|B 18 - SAAB 18 (1944-1959)|
|Page 1 (of 2)|
crew department was asymmetrically placed to the left of the centreline of
the rather narrow fuselage.
The crew of three had to share a rather small ”office”, where
the navigator’s seat was directed backwards.
B 18 was built in two versions - B 18A and B 18B.
was fitted with two Swedish-built ”pirate copies” of
the Pratt & Whitney Twin Wasp STW C-3 engine, each delivering
1.065 hp. The aircraft could carry a bomb load of 1.400 kg. The internal
bomb bay had room for two 500 kg or three 250 kg bombs or alternatively
ten 50 kg bombs. Externally, further eight 50 kg bombs could be carried.
The armaments consisted of one fixed and one moveable machine gun. The
first operational aircraft was delivered to the Air Force in September
the more modern B 18B version began to come into use, the B 18As
were modified for reconnaissance missions and re-designated S 18A. 60 B
18A was built.
upgraded with the stronger Daimler-Benz DB 605 engine. Most engines were
license-built by Svenska Flygmotor AB (now Volvo Aero). The two engines
delivered 1.475 hp each. The first series-built B18B was delivered
in October 1945. B 18B was as much an attack aircraft as a

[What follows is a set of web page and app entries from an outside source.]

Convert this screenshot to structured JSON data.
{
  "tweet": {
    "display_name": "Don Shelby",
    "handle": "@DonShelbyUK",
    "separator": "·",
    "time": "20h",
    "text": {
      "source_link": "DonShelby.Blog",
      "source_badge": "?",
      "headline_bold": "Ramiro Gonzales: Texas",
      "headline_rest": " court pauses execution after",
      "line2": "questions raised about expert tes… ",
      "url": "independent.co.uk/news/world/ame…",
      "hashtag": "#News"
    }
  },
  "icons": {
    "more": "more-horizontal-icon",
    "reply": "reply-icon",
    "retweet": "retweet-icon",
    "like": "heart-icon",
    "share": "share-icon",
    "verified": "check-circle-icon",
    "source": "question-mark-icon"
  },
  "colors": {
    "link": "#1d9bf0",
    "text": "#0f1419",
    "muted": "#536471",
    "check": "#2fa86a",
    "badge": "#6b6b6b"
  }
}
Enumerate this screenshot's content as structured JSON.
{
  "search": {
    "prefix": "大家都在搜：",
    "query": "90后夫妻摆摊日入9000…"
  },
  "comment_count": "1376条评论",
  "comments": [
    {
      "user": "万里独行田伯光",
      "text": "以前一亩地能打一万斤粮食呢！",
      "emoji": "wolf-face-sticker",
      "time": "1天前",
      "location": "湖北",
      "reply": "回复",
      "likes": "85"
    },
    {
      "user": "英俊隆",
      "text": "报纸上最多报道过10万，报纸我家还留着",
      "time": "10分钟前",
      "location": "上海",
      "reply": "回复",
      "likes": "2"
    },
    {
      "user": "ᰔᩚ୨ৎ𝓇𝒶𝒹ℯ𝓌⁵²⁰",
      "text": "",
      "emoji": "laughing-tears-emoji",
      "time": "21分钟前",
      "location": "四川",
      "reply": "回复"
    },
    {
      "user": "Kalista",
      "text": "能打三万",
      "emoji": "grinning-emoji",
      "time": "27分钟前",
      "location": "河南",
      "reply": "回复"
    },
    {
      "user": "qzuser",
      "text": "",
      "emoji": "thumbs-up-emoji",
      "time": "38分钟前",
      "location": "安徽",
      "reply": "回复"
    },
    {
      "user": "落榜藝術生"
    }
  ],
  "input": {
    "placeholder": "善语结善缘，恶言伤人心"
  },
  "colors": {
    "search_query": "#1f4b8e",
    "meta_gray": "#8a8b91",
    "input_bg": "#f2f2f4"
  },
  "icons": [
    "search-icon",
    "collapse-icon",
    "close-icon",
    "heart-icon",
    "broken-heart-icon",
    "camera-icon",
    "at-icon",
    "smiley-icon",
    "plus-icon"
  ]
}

conventional bomber. The bomb load was increased to 1.500 kg and the
advanced bomb-sight BT9, developed by SAAB, was installed. After a time
the B 18B was equipped with attack rockets and new tactics were
developed. The crew was now reduced to two, pilot and navigator. Fixed
armaments consisted of two 13 mm automatic cannons. In 1949, the
aircraft was fitted with ejection seats. 120 aircraft of this version
January 1946, the 1st (red) Squadron of Wing F 14 at Halmstad
in southern Sweden had been re-armed with B 18B. After only a month, the
Squadron was ordered to fly to F 21 at Luleå in the North for winter
exercises. Nine B 18B, together with one B 3 took off on the 6th
heading north. At Wing
F 1 in Västerås, the squadron made a stop for refuelling.
According to the plan, the flight would continue to F 21
the following day. But as the weather became bad, and most of the
pilots had little experience of instrument flying, this was postponed.
of February, the weather was judged improved, and the ten aircraft took
off in the morning. Radio silence was ordered to make the exercise more
realistic. In the Piteå area, the squadron
flew into a heavy snow fog. The visual contact with the ground
was lost and the fuel situation became critical. The aircraft were
ordered to land wherever possible. All aircraft, except one, managed to
make more or less successful forced landings on the ices around Härnösand.
One B 18B was lost together with its crew and was never found. Three
other aircraft crashed and were damaged beyond repair.
of the more successful landings on the ice was made by Carl Axel Lindh,
B 18B #18172, marked with code ”D”. The crew was happily
saved. Only the pilot had got minor injuries, but when the aircraft was
to be salvaged some days later, a wire broke and the aircraft sank to
the bottom of the sea.
None of the about 250 manufactured SAAB 18 of different versions was saved to the future, a decision that soon was regretted. To repair this mistake, diving for the wreck of 18172 began in the beginning of the seventies. After several years, the aircraft was found. In 1979, after 33 years on the bottom of the Baltic Sea, the ”red D” was salvaged. It is now under restoration at one of the exhibitions halls of Flygvapenmuseum (the Swedish Air Force Museum) at Linköping. See photo below.
B/w photos above: B 18A Yellow O (Olof) of 3 rd SQ, Wing F 7 at the airfield. Three B 18B flying with Yellow G (Gustav) of 3 rd Sq, Wing F 7 of Såtenäs, closest to camera.
13,23 m. Span 17,04 m. MTOW 8693/8793 kg (B 18A/B 18B).
For the Model Builder
© Lars Henriksson